[Data extract]

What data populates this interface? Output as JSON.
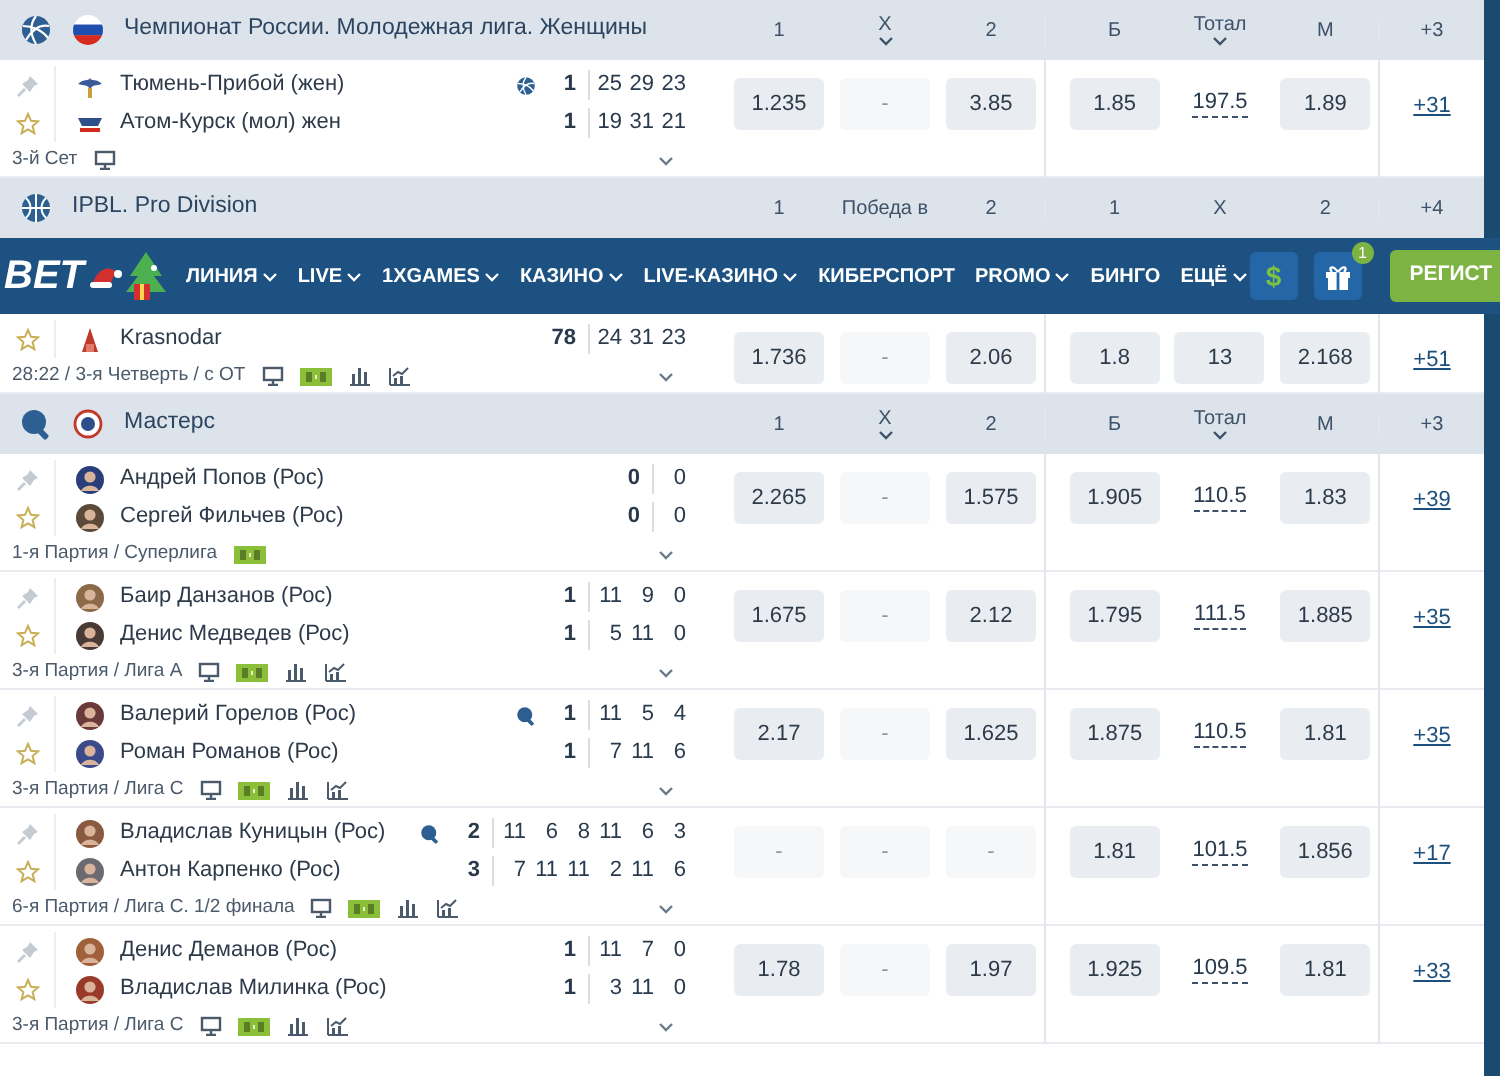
{
  "sections": [
    {
      "sport_icon": {
        "kind": "volleyball"
      },
      "emblem": {
        "kind": "flag"
      },
      "title": "Чемпионат России. Молодежная лига. Женщины",
      "columns": [
        {
          "label": "1",
          "dropdown": false
        },
        {
          "label": "X",
          "dropdown": true
        },
        {
          "label": "2",
          "dropdown": false
        },
        {
          "label": "Б",
          "dropdown": false
        },
        {
          "label": "Тотал",
          "dropdown": true
        },
        {
          "label": "M",
          "dropdown": false
        },
        {
          "label": "+3",
          "dropdown": false
        }
      ],
      "matches": [
        {
          "teams": [
            {
              "action": {
                "kind": "pin"
              },
              "logo": {
                "kind": "crest"
              },
              "name": "Тюмень-Прибой (жен)",
              "serve": true,
              "score": "1",
              "sets": [
                "25",
                "29",
                "23"
              ]
            },
            {
              "action": {
                "kind": "star"
              },
              "logo": {
                "kind": "crest"
              },
              "name": "Атом-Курск (мол) жен",
              "serve": false,
              "score": "1",
              "sets": [
                "19",
                "31",
                "21"
              ]
            }
          ],
          "info": "3-й Сет",
          "icons": [
            {
              "kind": "tv"
            }
          ],
          "odds": [
            {
              "kind": "odd",
              "value": "1.235"
            },
            {
              "kind": "dash",
              "value": "-"
            },
            {
              "kind": "odd",
              "value": "3.85"
            },
            {
              "kind": "odd",
              "value": "1.85"
            },
            {
              "kind": "total",
              "value": "197.5"
            },
            {
              "kind": "odd",
              "value": "1.89"
            }
          ],
          "more": "+31"
        }
      ]
    },
    {
      "sport_icon": {
        "kind": "basketball"
      },
      "title": "IPBL. Pro Division",
      "columns": [
        {
          "label": "1",
          "dropdown": false
        },
        {
          "label": "Победа в",
          "dropdown": false
        },
        {
          "label": "2",
          "dropdown": false
        },
        {
          "label": "1",
          "dropdown": false
        },
        {
          "label": "X",
          "dropdown": false
        },
        {
          "label": "2",
          "dropdown": false
        },
        {
          "label": "+4",
          "dropdown": false
        }
      ],
      "matches": [
        {
          "teams": [
            {
              "action": {
                "kind": "star"
              },
              "logo": {
                "kind": "crest"
              },
              "name": "Krasnodar",
              "serve": false,
              "score": "78",
              "sets": [
                "24",
                "31",
                "23"
              ]
            }
          ],
          "info": "28:22 / 3-я Четверть / с ОТ",
          "icons": [
            {
              "kind": "tv"
            },
            {
              "kind": "score"
            },
            {
              "kind": "stats"
            },
            {
              "kind": "lineup"
            }
          ],
          "odds": [
            {
              "kind": "odd",
              "value": "1.736"
            },
            {
              "kind": "dash",
              "value": "-"
            },
            {
              "kind": "odd",
              "value": "2.06"
            },
            {
              "kind": "odd",
              "value": "1.8"
            },
            {
              "kind": "odd",
              "value": "13"
            },
            {
              "kind": "odd",
              "value": "2.168"
            }
          ],
          "more": "+51"
        }
      ]
    },
    {
      "sport_icon": {
        "kind": "table-tennis"
      },
      "emblem": {
        "kind": "league"
      },
      "title": "Мастерс",
      "columns": [
        {
          "label": "1",
          "dropdown": false
        },
        {
          "label": "X",
          "dropdown": true
        },
        {
          "label": "2",
          "dropdown": false
        },
        {
          "label": "Б",
          "dropdown": false
        },
        {
          "label": "Тотал",
          "dropdown": true
        },
        {
          "label": "M",
          "dropdown": false
        },
        {
          "label": "+3",
          "dropdown": false
        }
      ],
      "matches": [
        {
          "teams": [
            {
              "action": {
                "kind": "pin"
              },
              "logo": {
                "kind": "player"
              },
              "name": "Андрей Попов (Рос)",
              "serve": false,
              "score": "0",
              "sets": [
                "0"
              ]
            },
            {
              "action": {
                "kind": "star"
              },
              "logo": {
                "kind": "player"
              },
              "name": "Сергей Фильчев (Рос)",
              "serve": false,
              "score": "0",
              "sets": [
                "0"
              ]
            }
          ],
          "info": "1-я Партия / Суперлига",
          "icons": [
            {
              "kind": "score"
            }
          ],
          "odds": [
            {
              "kind": "odd",
              "value": "2.265"
            },
            {
              "kind": "dash",
              "value": "-"
            },
            {
              "kind": "odd",
              "value": "1.575"
            },
            {
              "kind": "odd",
              "value": "1.905"
            },
            {
              "kind": "total",
              "value": "110.5"
            },
            {
              "kind": "odd",
              "value": "1.83"
            }
          ],
          "more": "+39"
        },
        {
          "teams": [
            {
              "action": {
                "kind": "pin"
              },
              "logo": {
                "kind": "player"
              },
              "name": "Баир Данзанов (Рос)",
              "serve": false,
              "score": "1",
              "sets": [
                "11",
                "9",
                "0"
              ]
            },
            {
              "action": {
                "kind": "star"
              },
              "logo": {
                "kind": "player"
              },
              "name": "Денис Медведев (Рос)",
              "serve": false,
              "score": "1",
              "sets": [
                "5",
                "11",
                "0"
              ]
            }
          ],
          "info": "3-я Партия / Лига А",
          "icons": [
            {
              "kind": "tv"
            },
            {
              "kind": "score"
            },
            {
              "kind": "stats"
            },
            {
              "kind": "lineup"
            }
          ],
          "odds": [
            {
              "kind": "odd",
              "value": "1.675"
            },
            {
              "kind": "dash",
              "value": "-"
            },
            {
              "kind": "odd",
              "value": "2.12"
            },
            {
              "kind": "odd",
              "value": "1.795"
            },
            {
              "kind": "total",
              "value": "111.5"
            },
            {
              "kind": "odd",
              "value": "1.885"
            }
          ],
          "more": "+35"
        },
        {
          "teams": [
            {
              "action": {
                "kind": "pin"
              },
              "logo": {
                "kind": "player"
              },
              "name": "Валерий Горелов (Рос)",
              "serve": true,
              "score": "1",
              "sets": [
                "11",
                "5",
                "4"
              ]
            },
            {
              "action": {
                "kind": "star"
              },
              "logo": {
                "kind": "player"
              },
              "name": "Роман Романов (Рос)",
              "serve": false,
              "score": "1",
              "sets": [
                "7",
                "11",
                "6"
              ]
            }
          ],
          "info": "3-я Партия / Лига С",
          "icons": [
            {
              "kind": "tv"
            },
            {
              "kind": "score"
            },
            {
              "kind": "stats"
            },
            {
              "kind": "lineup"
            }
          ],
          "odds": [
            {
              "kind": "odd",
              "value": "2.17"
            },
            {
              "kind": "dash",
              "value": "-"
            },
            {
              "kind": "odd",
              "value": "1.625"
            },
            {
              "kind": "odd",
              "value": "1.875"
            },
            {
              "kind": "total",
              "value": "110.5"
            },
            {
              "kind": "odd",
              "value": "1.81"
            }
          ],
          "more": "+35"
        },
        {
          "teams": [
            {
              "action": {
                "kind": "pin"
              },
              "logo": {
                "kind": "player"
              },
              "name": "Владислав Куницын (Рос)",
              "serve": true,
              "score": "2",
              "sets": [
                "11",
                "6",
                "8",
                "11",
                "6",
                "3"
              ]
            },
            {
              "action": {
                "kind": "star"
              },
              "logo": {
                "kind": "player"
              },
              "name": "Антон Карпенко (Рос)",
              "serve": false,
              "score": "3",
              "sets": [
                "7",
                "11",
                "11",
                "2",
                "11",
                "6"
              ]
            }
          ],
          "info": "6-я Партия / Лига С. 1/2 финала",
          "icons": [
            {
              "kind": "tv"
            },
            {
              "kind": "score"
            },
            {
              "kind": "stats"
            },
            {
              "kind": "lineup"
            }
          ],
          "odds": [
            {
              "kind": "dash",
              "value": "-"
            },
            {
              "kind": "dash",
              "value": "-"
            },
            {
              "kind": "dash",
              "value": "-"
            },
            {
              "kind": "odd",
              "value": "1.81"
            },
            {
              "kind": "total",
              "value": "101.5"
            },
            {
              "kind": "odd",
              "value": "1.856"
            }
          ],
          "more": "+17"
        },
        {
          "teams": [
            {
              "action": {
                "kind": "pin"
              },
              "logo": {
                "kind": "player"
              },
              "name": "Денис Деманов (Рос)",
              "serve": false,
              "score": "1",
              "sets": [
                "11",
                "7",
                "0"
              ]
            },
            {
              "action": {
                "kind": "star"
              },
              "logo": {
                "kind": "player"
              },
              "name": "Владислав Милинка (Рос)",
              "serve": false,
              "score": "1",
              "sets": [
                "3",
                "11",
                "0"
              ]
            }
          ],
          "info": "3-я Партия / Лига С",
          "icons": [
            {
              "kind": "tv"
            },
            {
              "kind": "score"
            },
            {
              "kind": "stats"
            },
            {
              "kind": "lineup"
            }
          ],
          "odds": [
            {
              "kind": "odd",
              "value": "1.78"
            },
            {
              "kind": "dash",
              "value": "-"
            },
            {
              "kind": "odd",
              "value": "1.97"
            },
            {
              "kind": "odd",
              "value": "1.925"
            },
            {
              "kind": "total",
              "value": "109.5"
            },
            {
              "kind": "odd",
              "value": "1.81"
            }
          ],
          "more": "+33"
        }
      ]
    }
  ],
  "navbar": {
    "logo": "BET",
    "items": [
      {
        "label": "ЛИНИЯ",
        "dropdown": true
      },
      {
        "label": "LIVE",
        "dropdown": true
      },
      {
        "label": "1XGAMES",
        "dropdown": true
      },
      {
        "label": "КАЗИНО",
        "dropdown": true
      },
      {
        "label": "LIVE-КАЗИНО",
        "dropdown": true
      },
      {
        "label": "КИБЕРСПОРТ",
        "dropdown": false
      },
      {
        "label": "PROMO",
        "dropdown": true
      },
      {
        "label": "БИНГО",
        "dropdown": false
      },
      {
        "label": "ЕЩЁ",
        "dropdown": true
      }
    ],
    "deposit": "$",
    "gift_badge": "1",
    "register": "РЕГИСТ"
  }
}
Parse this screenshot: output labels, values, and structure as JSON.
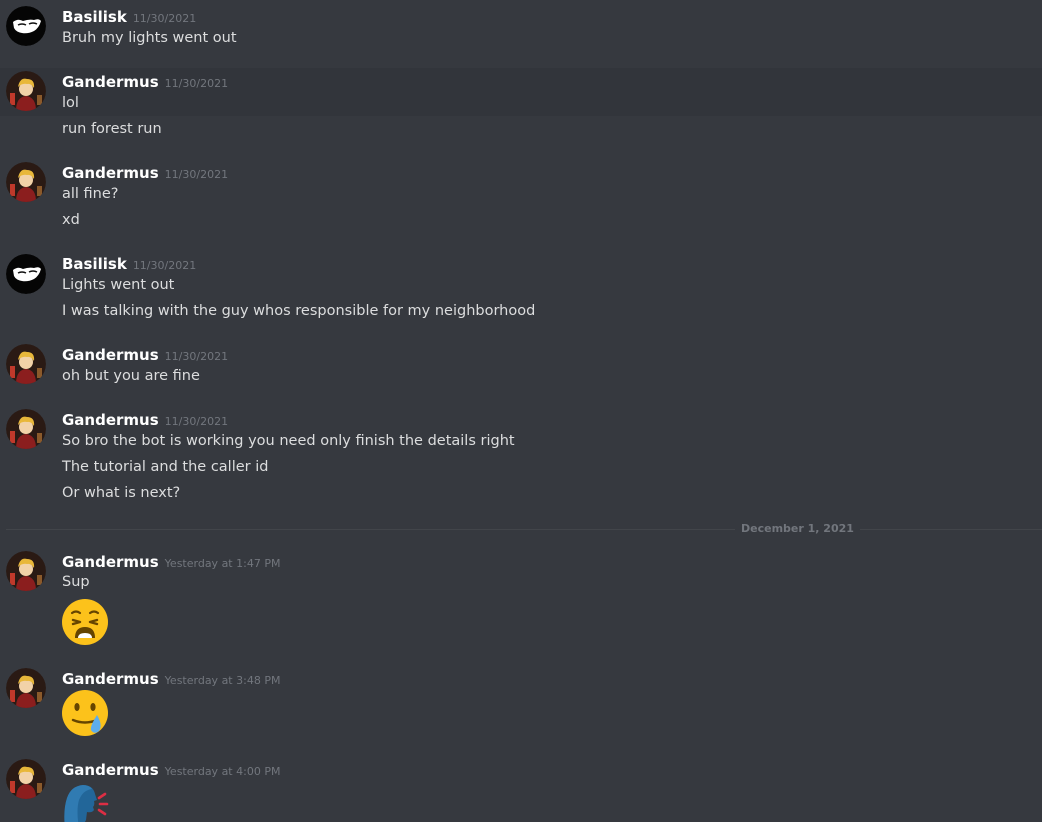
{
  "messages": [
    {
      "author": "Basilisk",
      "timestamp": "11/30/2021",
      "lines": [
        "Bruh my lights went out"
      ]
    },
    {
      "author": "Gandermus",
      "timestamp": "11/30/2021",
      "lines": [
        "lol",
        "run forest run"
      ]
    },
    {
      "author": "Gandermus",
      "timestamp": "11/30/2021",
      "lines": [
        "all fine?",
        "xd"
      ]
    },
    {
      "author": "Basilisk",
      "timestamp": "11/30/2021",
      "lines": [
        "Lights went out",
        "I was talking with the guy whos responsible for my neighborhood"
      ]
    },
    {
      "author": "Gandermus",
      "timestamp": "11/30/2021",
      "lines": [
        "oh but you are fine"
      ]
    },
    {
      "author": "Gandermus",
      "timestamp": "11/30/2021",
      "lines": [
        "So bro the bot is working you need only finish the details right",
        "The tutorial and the caller id",
        "Or what is next?"
      ]
    },
    {
      "author": "Gandermus",
      "timestamp": "Yesterday at 1:47 PM",
      "lines": [
        "Sup"
      ],
      "emoji": "weary-face-emoji"
    },
    {
      "author": "Gandermus",
      "timestamp": "Yesterday at 3:48 PM",
      "emoji": "face-holding-back-tears-emoji"
    },
    {
      "author": "Gandermus",
      "timestamp": "Yesterday at 4:00 PM",
      "emoji": "speaking-head-emoji"
    }
  ],
  "divider": {
    "label": "December 1, 2021"
  },
  "colors": {
    "background": "#36393f",
    "hover_row": "#32353b",
    "author": "#ffffff",
    "text": "#dcddde",
    "timestamp": "#72767d"
  }
}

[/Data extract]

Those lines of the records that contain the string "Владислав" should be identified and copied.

              "name": "Владислав Куницын (Рос)",
              "name": "Владислав Милинка (Рос)",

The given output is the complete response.